● **INPUT DATA**
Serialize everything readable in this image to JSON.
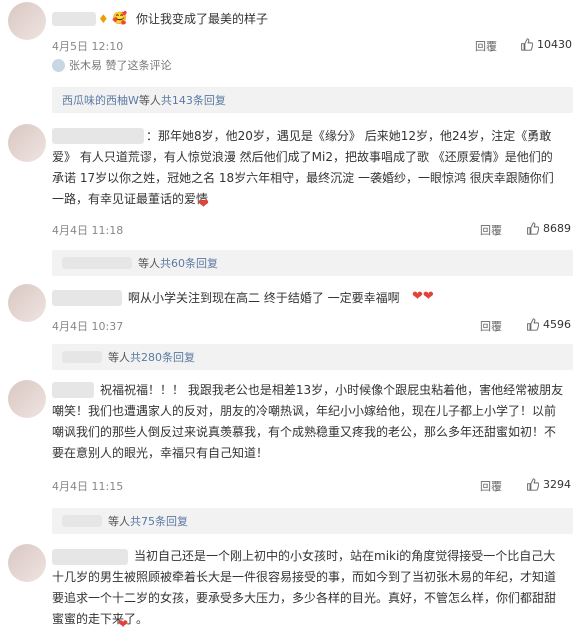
{
  "comments": [
    {
      "text": "你让我变成了最美的样子",
      "date": "4月5日 12:10",
      "reply_label": "回覆",
      "likes": "10430",
      "liked_by": "张木易 赞了这条评论",
      "sub_name": "西瓜味的西柚W",
      "sub_rest": " 等人 ",
      "sub_link": "共143条回复"
    },
    {
      "text": "：那年她8岁，他20岁，遇见是《缘分》 后来她12岁，他24岁，注定《勇敢爱》 有人只道荒谬，有人惊觉浪漫 然后他们成了Mi2，把故事唱成了歌 《还原爱情》是他们的承诺 17岁以你之姓，冠她之名 18岁六年相守，最终沉淀 一袭婚纱，一眼惊鸿 很庆幸跟随你们一路，有幸见证最董话的爱情",
      "date": "4月4日 11:18",
      "reply_label": "回覆",
      "likes": "8689",
      "sub_rest": "等人 ",
      "sub_link": "共60条回复"
    },
    {
      "text": "啊从小学关注到现在高二 终于结婚了 一定要幸福啊",
      "date": "4月4日 10:37",
      "reply_label": "回覆",
      "likes": "4596",
      "sub_rest": "等人 ",
      "sub_link": "共280条回复"
    },
    {
      "text": "祝福祝福！！！ 我跟我老公也是相差13岁，小时候像个跟屁虫粘着他，害他经常被朋友嘲笑！我们也遭遇家人的反对，朋友的冷嘲热讽，年纪小小嫁给他，现在儿子都上小学了！以前嘲讽我们的那些人倒反过来说真羡慕我，有个成熟稳重又疼我的老公，那么多年还甜蜜如初！不要在意别人的眼光，幸福只有自己知道！",
      "date": "4月4日 11:15",
      "reply_label": "回覆",
      "likes": "3294",
      "sub_rest": "等人 ",
      "sub_link": "共75条回复"
    },
    {
      "text": "当初自己还是一个刚上初中的小女孩时，站在miki的角度觉得接受一个比自己大十几岁的男生被照顾被牵着长大是一件很容易接受的事，而如今到了当初张木易的年纪，才知道要追求一个十二岁的女孩，要承受多大压力，多少各样的目光。真好，不管怎么样，你们都甜甜蜜蜜的走下来了。"
    }
  ],
  "colors": {
    "link": "#5a7aa3",
    "heart": "#e0433a",
    "sub_bg": "#f2f2f2"
  }
}
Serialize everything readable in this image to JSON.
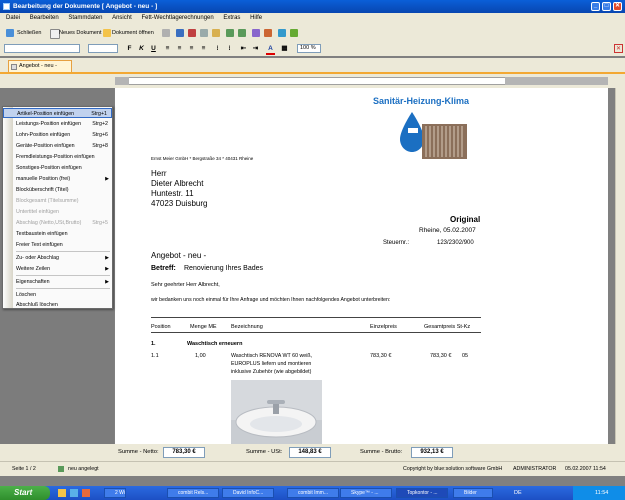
{
  "window": {
    "title": "Bearbeitung der Dokumente [ Angebot - neu - ]",
    "controls": {
      "minimize": "_",
      "maximize": "□",
      "close": "✕"
    }
  },
  "menubar": [
    "Datei",
    "Bearbeiten",
    "Stammdaten",
    "Ansicht",
    "Fett-Wechtlagerechnungen",
    "Extras",
    "Hilfe"
  ],
  "toolbar": {
    "save": "Schließen",
    "new_document": "Neues Dokument",
    "open_document": "Dokument öffnen"
  },
  "format_bar": {
    "zoom": "100 %",
    "bold": "F",
    "italic": "K",
    "underline": "U"
  },
  "doc_tab": "Angebot - neu -",
  "context_menu": {
    "items": [
      {
        "label": "Artikel-Position einfügen",
        "shortcut": "Strg+1",
        "highlighted": true
      },
      {
        "label": "Leistungs-Position einfügen",
        "shortcut": "Strg+2"
      },
      {
        "label": "Lohn-Position einfügen",
        "shortcut": "Strg+6"
      },
      {
        "label": "Geräte-Position einfügen",
        "shortcut": "Strg+8"
      },
      {
        "label": "Fremdleistungs-Position einfügen",
        "shortcut": ""
      },
      {
        "label": "Sonstiges-Position einfügen",
        "shortcut": ""
      },
      {
        "label": "manuelle Position (frei)",
        "shortcut": "",
        "submenu": true
      },
      {
        "label": "Blocküberschrift (Titel)",
        "shortcut": ""
      },
      {
        "label": "Blockgesamt (Titelsumme)",
        "shortcut": "",
        "disabled": true
      },
      {
        "label": "Untertitel einfügen",
        "shortcut": "",
        "disabled": true
      },
      {
        "label": "Abschlag (Netto,USt,Brutto)",
        "shortcut": "Strg+5",
        "disabled": true
      },
      {
        "label": "Textbaustein einfügen",
        "shortcut": ""
      },
      {
        "label": "Freier Text einfügen",
        "shortcut": ""
      },
      {
        "label": "Zu- oder Abschlag",
        "shortcut": "",
        "submenu": true
      },
      {
        "label": "Weitere Zeilen",
        "shortcut": "",
        "submenu": true
      },
      {
        "label": "Eigenschaften",
        "shortcut": "",
        "submenu": true
      },
      {
        "label": "Löschen",
        "shortcut": ""
      },
      {
        "label": "Abschluß löschen",
        "shortcut": ""
      }
    ]
  },
  "document": {
    "company_header": "Sanitär-Heizung-Klima",
    "sender_line": "Ernst Meier GmbH * Bergstraße 34 * 40431 Rheine",
    "recipient": [
      "Herr",
      "Dieter Albrecht",
      "Huntestr. 11",
      "47023 Duisburg"
    ],
    "doc_label": "Original",
    "date_line": "Rheine, 05.02.2007",
    "tax_label": "Steuernr.:",
    "tax_number": "123/2302/900",
    "title": "Angebot - neu -",
    "subject_label": "Betreff:",
    "subject": "Renovierung Ihres Bades",
    "greeting": "Sehr geehrter Herr Albrecht,",
    "intro": "wir bedanken uns noch einmal für Ihre Anfrage und möchten Ihnen nachfolgendes Angebot unterbreiten:",
    "table_headers": {
      "pos": "Position",
      "qty": "Menge ME",
      "desc": "Bezeichnung",
      "unit": "Einzelpreis",
      "total": "Gesamtpreis St-Kz"
    },
    "block": {
      "number": "1.",
      "title": "Waschtisch erneuern"
    },
    "item": {
      "pos": "1.1",
      "qty": "1,00",
      "desc": [
        "Waschtisch RENOVA WT 60 weiß,",
        "EUROPLUS liefern und montieren",
        "inklusive Zubehör (wie abgebildet)"
      ],
      "unit_price": "783,30 €",
      "total_price": "783,30 €",
      "tax_code": "05"
    }
  },
  "totals": {
    "net_label": "Summe - Netto:",
    "net_value": "783,30 €",
    "vat_label": "Summe - USt:",
    "vat_value": "148,83 €",
    "gross_label": "Summe - Brutto:",
    "gross_value": "932,13 €"
  },
  "statusbar": {
    "page": "Seite 1 / 2",
    "state": "neu angelegt",
    "copyright": "Copyright by blue:solution software GmbH",
    "user": "ADMINISTRATOR",
    "timestamp": "05.02.2007 11:54"
  },
  "taskbar": {
    "start": "Start",
    "tasks": [
      "2 Win...",
      "combit Rels...",
      "David InfoC...",
      "combit Imm...",
      "Skype™ - ...",
      "Topkontor - ...",
      "Bilder"
    ],
    "tray_clock": "11:54",
    "language": "DE"
  },
  "colors": {
    "titlebar": "#0a5fd8",
    "header_text": "#1b6fc2",
    "highlight": "#c1d2ee"
  }
}
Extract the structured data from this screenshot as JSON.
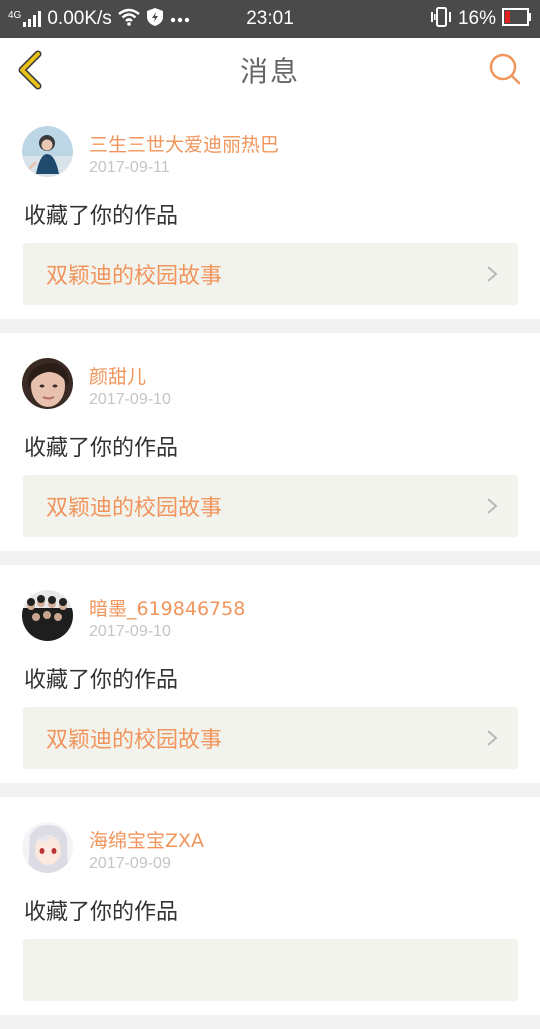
{
  "status_bar": {
    "network_type": "4G",
    "speed": "0.00K/s",
    "time": "23:01",
    "battery": "16%"
  },
  "header": {
    "title": "消息"
  },
  "colors": {
    "accent": "#f0955c",
    "back_arrow": "#e8c21a"
  },
  "messages": [
    {
      "user": "三生三世大爱迪丽热巴",
      "date": "2017-09-11",
      "action": "收藏了你的作品",
      "work_title": "双颖迪的校园故事"
    },
    {
      "user": "颜甜儿",
      "date": "2017-09-10",
      "action": "收藏了你的作品",
      "work_title": "双颖迪的校园故事"
    },
    {
      "user": "暗墨_619846758",
      "date": "2017-09-10",
      "action": "收藏了你的作品",
      "work_title": "双颖迪的校园故事"
    },
    {
      "user": "海绵宝宝ZXA",
      "date": "2017-09-09",
      "action": "收藏了你的作品",
      "work_title": ""
    }
  ]
}
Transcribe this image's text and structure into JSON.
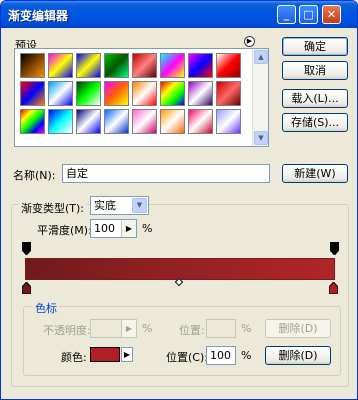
{
  "window": {
    "title": "渐变编辑器",
    "min": "_",
    "max": "□",
    "close": "✕"
  },
  "presets": {
    "label": "预设",
    "swatches": [
      "linear-gradient(135deg,#000,#ff8c00)",
      "linear-gradient(135deg,#ff00ff,#ffff00,#0000ff)",
      "linear-gradient(135deg,#00f,#ff0,#00f)",
      "linear-gradient(135deg,#00c000,#005500,#00ff80)",
      "linear-gradient(135deg,#c00000,#ff8080,#600000)",
      "linear-gradient(135deg,#00ffff,#ff00ff,#ffff00)",
      "linear-gradient(135deg,#ff00ff,#0000ff,#ff0000)",
      "linear-gradient(135deg,#ffffff,#ff0000,#990000)",
      "linear-gradient(135deg,#ff0000,#0000ff,#ff8800)",
      "linear-gradient(135deg,#00a0ff,#ffffff,#0000ff)",
      "linear-gradient(135deg,#004000,#00ff00,#ffffff)",
      "linear-gradient(135deg,#ff00ff,#ff6600,#ffff00)",
      "linear-gradient(135deg,#ff8000,#ffffff,#ff0000)",
      "linear-gradient(135deg,#ff0000,#ffff00,#00ff00,#0000ff)",
      "linear-gradient(135deg,#9900cc,#ffffff,#330066)",
      "linear-gradient(135deg,#cc0000,#ff6666,#660000)",
      "linear-gradient(135deg,#ff0000,#ffff00,#00ff00,#0000ff,#ff00ff)",
      "linear-gradient(135deg,#0000ff,#00ffff,#ffffff)",
      "linear-gradient(135deg,#000080,#ffffff,#0000ff)",
      "linear-gradient(135deg,#0066ff,#ffffff,#0033cc)",
      "linear-gradient(135deg,#ff66cc,#ffffff,#cc0066)",
      "linear-gradient(135deg,#ff9900,#ffffff,#ff6600)",
      "linear-gradient(135deg,#ff0066,#ffffff,#cc0033)",
      "linear-gradient(135deg,#9999ff,#ffffff,#6633ff)"
    ]
  },
  "buttons": {
    "ok": "确定",
    "cancel": "取消",
    "load": "载入(L)...",
    "save": "存储(S)...",
    "new": "新建(W)",
    "delete_opacity": "删除(D)",
    "delete_color": "删除(D)"
  },
  "name": {
    "label": "名称(N):",
    "value": "自定"
  },
  "gradient": {
    "type_label": "渐变类型(T):",
    "type_value": "实底",
    "smooth_label": "平滑度(M):",
    "smooth_value": "100",
    "percent": "%"
  },
  "stops": {
    "group_label": "色标",
    "opacity_label": "不透明度:",
    "opacity_value": "",
    "opacity_pct": "%",
    "location_label_opacity": "位置:",
    "location_opacity_value": "",
    "location_opacity_pct": "%",
    "color_label": "颜色:",
    "color_value": "#b01f24",
    "location_label_color": "位置(C):",
    "location_color_value": "100",
    "location_color_pct": "%"
  }
}
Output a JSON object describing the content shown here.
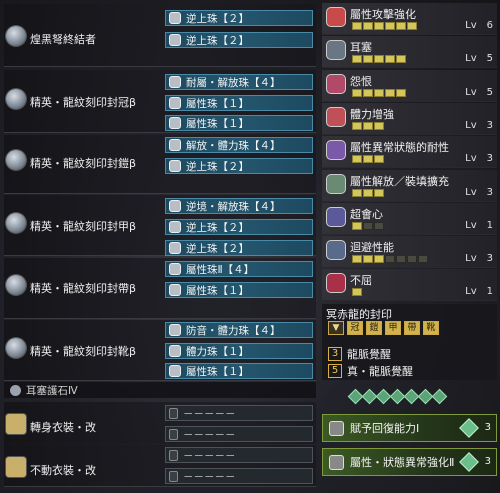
{
  "equipment": [
    {
      "name": "煌黑弩終結者",
      "icon": "weapon-icon",
      "slots": [
        "逆上珠【２】",
        "逆上珠【２】"
      ]
    },
    {
      "name": "精英・龍紋刻印封冠β",
      "icon": "helm-icon",
      "slots": [
        "耐屬・解放珠【４】",
        "屬性珠【１】",
        "屬性珠【１】"
      ]
    },
    {
      "name": "精英・龍紋刻印封鎧β",
      "icon": "chest-icon",
      "slots": [
        "解放・體力珠【４】",
        "逆上珠【２】"
      ]
    },
    {
      "name": "精英・龍紋刻印封甲β",
      "icon": "arms-icon",
      "slots": [
        "逆境・解放珠【４】",
        "逆上珠【２】",
        "逆上珠【２】"
      ]
    },
    {
      "name": "精英・龍紋刻印封帶β",
      "icon": "waist-icon",
      "slots": [
        "屬性珠Ⅱ【４】",
        "屬性珠【１】"
      ]
    },
    {
      "name": "精英・龍紋刻印封靴β",
      "icon": "legs-icon",
      "slots": [
        "防音・體力珠【４】",
        "體力珠【１】",
        "屬性珠【１】"
      ]
    }
  ],
  "charm": {
    "name": "耳塞護石Ⅳ"
  },
  "mantles": [
    {
      "name": "轉身衣裝・改",
      "slots": [
        "－－－－－",
        "－－－－－"
      ]
    },
    {
      "name": "不動衣裝・改",
      "slots": [
        "－－－－－",
        "－－－－－"
      ]
    }
  ],
  "skills": [
    {
      "name": "屬性攻擊強化",
      "lv": "Lv",
      "level": "6",
      "max": 6,
      "color": "#c84a4a"
    },
    {
      "name": "耳塞",
      "lv": "Lv",
      "level": "5",
      "max": 5,
      "color": "#6b7684"
    },
    {
      "name": "怨恨",
      "lv": "Lv",
      "level": "5",
      "max": 5,
      "color": "#b04a68"
    },
    {
      "name": "體力增強",
      "lv": "Lv",
      "level": "3",
      "max": 3,
      "color": "#c05058"
    },
    {
      "name": "屬性異常狀態的耐性",
      "lv": "Lv",
      "level": "3",
      "max": 3,
      "color": "#7a5aa8"
    },
    {
      "name": "屬性解放／裝填擴充",
      "lv": "Lv",
      "level": "3",
      "max": 3,
      "color": "#6a8a74"
    },
    {
      "name": "超會心",
      "lv": "Lv",
      "level": "1",
      "max": 3,
      "color": "#5a5a9a"
    },
    {
      "name": "迴避性能",
      "lv": "Lv",
      "level": "3",
      "max": 7,
      "color": "#5a6a8a"
    },
    {
      "name": "不屈",
      "lv": "Lv",
      "level": "1",
      "max": 1,
      "color": "#a83048"
    }
  ],
  "set_skill": {
    "title": "冥赤龍的封印",
    "pieces": [
      "冠",
      "鎧",
      "甲",
      "帶",
      "靴"
    ],
    "bonuses": [
      {
        "count": "3",
        "name": "龍脈覺醒"
      },
      {
        "count": "5",
        "name": "真・龍脈覺醒"
      }
    ]
  },
  "bonus_bars": [
    {
      "name": "賦予回復能力Ⅰ",
      "count": "3",
      "color": "#6bbd8a"
    },
    {
      "name": "屬性・狀態異常強化Ⅱ",
      "count": "3",
      "color": "#6bbd8a"
    }
  ],
  "colors": {
    "slot_bg": "#24566e",
    "slot_border": "#4a8aa6",
    "pip_on": "#d4c658",
    "gold": "#d2b24a"
  }
}
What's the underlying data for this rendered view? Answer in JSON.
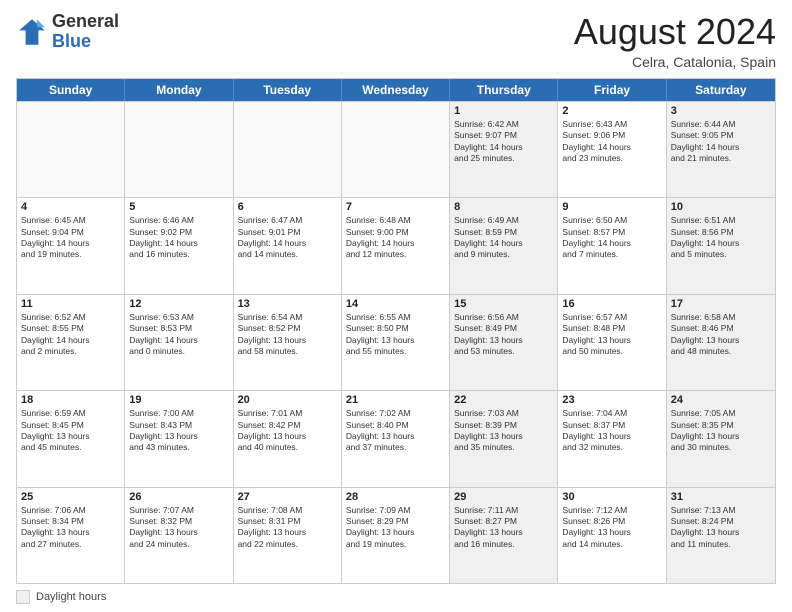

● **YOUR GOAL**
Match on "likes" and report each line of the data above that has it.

● **SOLUTION TO THIS PROBLEM**
      "likes": "10430",
      "likes": "8689",
      "likes": "4596",
      "likes": "3294",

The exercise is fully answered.